Earlier this summer, we shared our initial vision for a Square-built hardware wallet and our decision to go for it. Now that we’ve begun work on this product, we plan to share our decisions, progress, and big questions along the way.
We’ll start with a quick reminder of why we’re here: our aim is to bring simple self-custody to a global audience.
Let's break that down. First, why self-custody? Second, why global? Third, what does 'simple' mean? Each of these has an answer rooted in our purpose of economic empowerment.
First, self-custody is a fundamental component of decentralization, one of the underlying principles of what makes bitcoin compelling. When people retain complete control of their coins, they don't need anyone's permission to use them.

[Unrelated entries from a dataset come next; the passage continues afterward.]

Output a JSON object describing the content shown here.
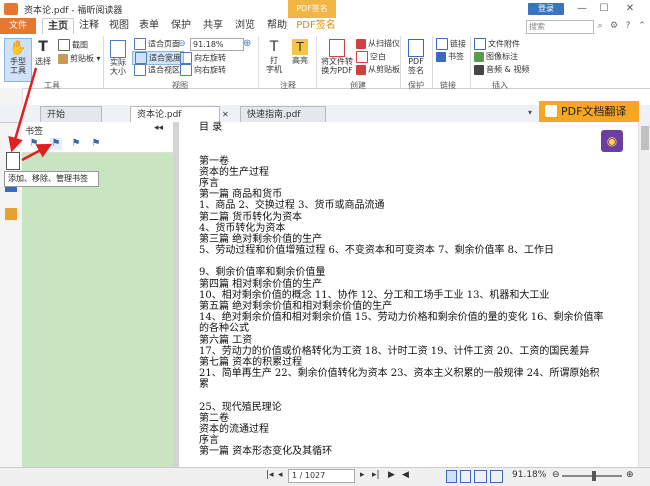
{
  "titlebar": {
    "title": "资本论.pdf - 福昕阅读器",
    "context_tab": "PDF签名",
    "login": "登录",
    "minimize": "—",
    "restore": "☐",
    "close": "✕"
  },
  "ribbon_tabs": {
    "file": "文件",
    "items": [
      "主页",
      "注释",
      "视图",
      "表单",
      "保护",
      "共享",
      "浏览",
      "帮助",
      "PDF签名"
    ]
  },
  "search": {
    "placeholder": "搜索"
  },
  "ribbon": {
    "hand_tool": "手型\n工具",
    "select": "选择",
    "screenshot": "截图",
    "clipboard": "剪贴板",
    "actual_size": "实际\n大小",
    "fit_page": "适合页面",
    "fit_width": "适合宽度",
    "fit_visible": "适合视区",
    "zoom_value": "91.18%",
    "rotate_left": "向左旋转",
    "rotate_right": "向右旋转",
    "typewriter": "打\n字机",
    "highlight": "高亮",
    "convert": "将文件转\n换为PDF",
    "from_scanner": "从扫描仪",
    "blank": "空白",
    "from_clipboard": "从剪贴板",
    "pdf_sign": "PDF\n签名",
    "link": "链接",
    "bookmark": "书签",
    "file_attachment": "文件附件",
    "image_annot": "图像标注",
    "audio_video": "音频 & 视频",
    "groups": {
      "tools": "工具",
      "view": "视图",
      "comment": "注释",
      "create": "创建",
      "protect": "保护",
      "links": "链接",
      "insert": "插入"
    }
  },
  "doc_tabs": [
    "开始",
    "资本论.pdf",
    "快速指南.pdf"
  ],
  "translate_button": "PDF文档翻译",
  "bookmark_panel": {
    "title": "书签",
    "tooltip": "添加、移除、管理书签"
  },
  "document_lines": [
    "目 录",
    "",
    "",
    "第一卷",
    "资本的生产过程",
    "序言",
    "第一篇 商品和货币",
    "1、商品 2、交换过程 3、货币或商品流通",
    "第二篇 货币转化为资本",
    "4、货币转化为资本",
    "第三篇 绝对剩余价值的生产",
    "5、劳动过程和价值增殖过程 6、不变资本和可变资本 7、剩余价值率 8、工作日",
    "",
    "9、剩余价值率和剩余价值量",
    "第四篇 相对剩余价值的生产",
    "10、相对剩余价值的概念 11、协作 12、分工和工场手工业 13、机器和大工业",
    "第五篇 绝对剩余价值和相对剩余价值的生产",
    "14、绝对剩余价值和相对剩余价值 15、劳动力价格和剩余价值的量的变化 16、剩余价值率",
    "的各种公式",
    "第六篇 工资",
    "17、劳动力的价值或价格转化为工资 18、计时工资 19、计件工资 20、工资的国民差异",
    "第七篇 资本的积累过程",
    "21、简单再生产 22、剩余价值转化为资本 23、资本主义积累的一般规律 24、所谓原始积",
    "累",
    "",
    "25、现代殖民理论",
    "第二卷",
    "资本的流通过程",
    "序言",
    "第一篇 资本形态变化及其循环"
  ],
  "status": {
    "page": "1 / 1027",
    "zoom": "91.18%"
  },
  "colors": {
    "file_tab": "#e8772e",
    "panel": "#c9e4c0",
    "translate": "#f5a623",
    "arrow": "#e02020"
  }
}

If people don't have a realistic option for self-custody, we should expect more and more of the limited global bitcoin supply to end up governed by a short list of custodial service providers -- effectively a new set of gatekeepers for the crypto economy. When we talk about empowerment, we're talking about empowering individuals, not banks and exchanges - and our first step is focused on self-custody.
Second, we want to enable everyone to access the growing crypto-enabled economy - not just wealthy residents of a handful of countries. For those with limited access to traditional financial services and secure ways to save, self-custody is about more than philosophy. Converting cash savings to digital assets that customers control can add safety and serve as a stepping stone for accessing financial services, on their own terms.
Third, in order for self-custody to be a realistic option for everyone, we need tools that are easy to use, safe, and inexpensive. Storing bitcoin shouldn't require buying a second phone, or anything close to that. We want customers to be able to use the computer they already take everywhere, while protecting their savings from the safety risks that come with a portable device or with cash under a mattress. From a software perspective, that means the same great native mobile experience we bring to Cash App and Square Point of Sale. From a hardware perspective, we think that means leaving out whatever we can -- starting with a display. Before we make that decision, though, we'll be reaching out to security experts across the community to make sure this is the right tradeoff for our customers.
From a system perspective, we think the right blend of safety and usability comes from having multiple ways to spend -- from our original thread, we want to provide customers quick access to funds “at [their] fingertips, spendable with phone-only permissions, while keeping the remainder under tighter, less available but more secure controls.”
To enable this, we’ll use the “multisignature” capability built into the bitcoin protocol, which allows us to specify a group of keys that can authorize transactions, as well as a minimum number of those keys that must be used for authorization. In our solution, we’ll have three keys: one in the hardware wallet, one in the mobile application, and one in Square’s servers, protected by the same world-class security we bring to the rest of our ecosystem. We’ll require two of those three keys to authorize any transaction; importantly, we’ll only use Square’s key to authorize transactions requested by the customer if either their hardware wallet is used or if the transaction amount is below a customer-configured spending limit. This will mean more capability in one wallet, and allows us to:
- Make small transactions easier for customers by involving only their phone and Square servers, while ensuring that their savings are protected by their hardware wallet;
- Help customers recover from loss of their phone, using their hardware wallet and Square servers;
- Maintain customers’ ability to move funds without Square, using their phone and hardware wallet -- but leave room for Square to help customers only when they want it
To turn all of this into reality, we're bringing together an experienced, diverse, and interdisciplinary team across hardware engineering, hardware operations, mobile and backend software, and business functions. We're focused on building a team whose different backgrounds and perspectives will strengthen our design and will ensure that we're understanding and building for the broad set of people whose needs we aim to address with this product. So far, we've hired Square employees from internal teams into a number of critical roles -- electrical engineering, manufacturing test engineering, mechanical engineering, product management, and design. We're also continuing to search for the right candidates in a handful of early roles:
- Business Lead
- Senior Software Engineering Manager
- Senior Hardware Engineering Program Manager (EPM)
- Global Supply Management Lead
- Senior Embedded Software Engineer
- Product Counsel
We’re actively working on the design of our hardware and experience, and will be sharing updates like this one periodically as we work to enable self-custody for a global audience. Thanks for engaging with our work - and if you have questions, feedback, or know someone we should be talking to about our open roles, you can reach us at email@example.com.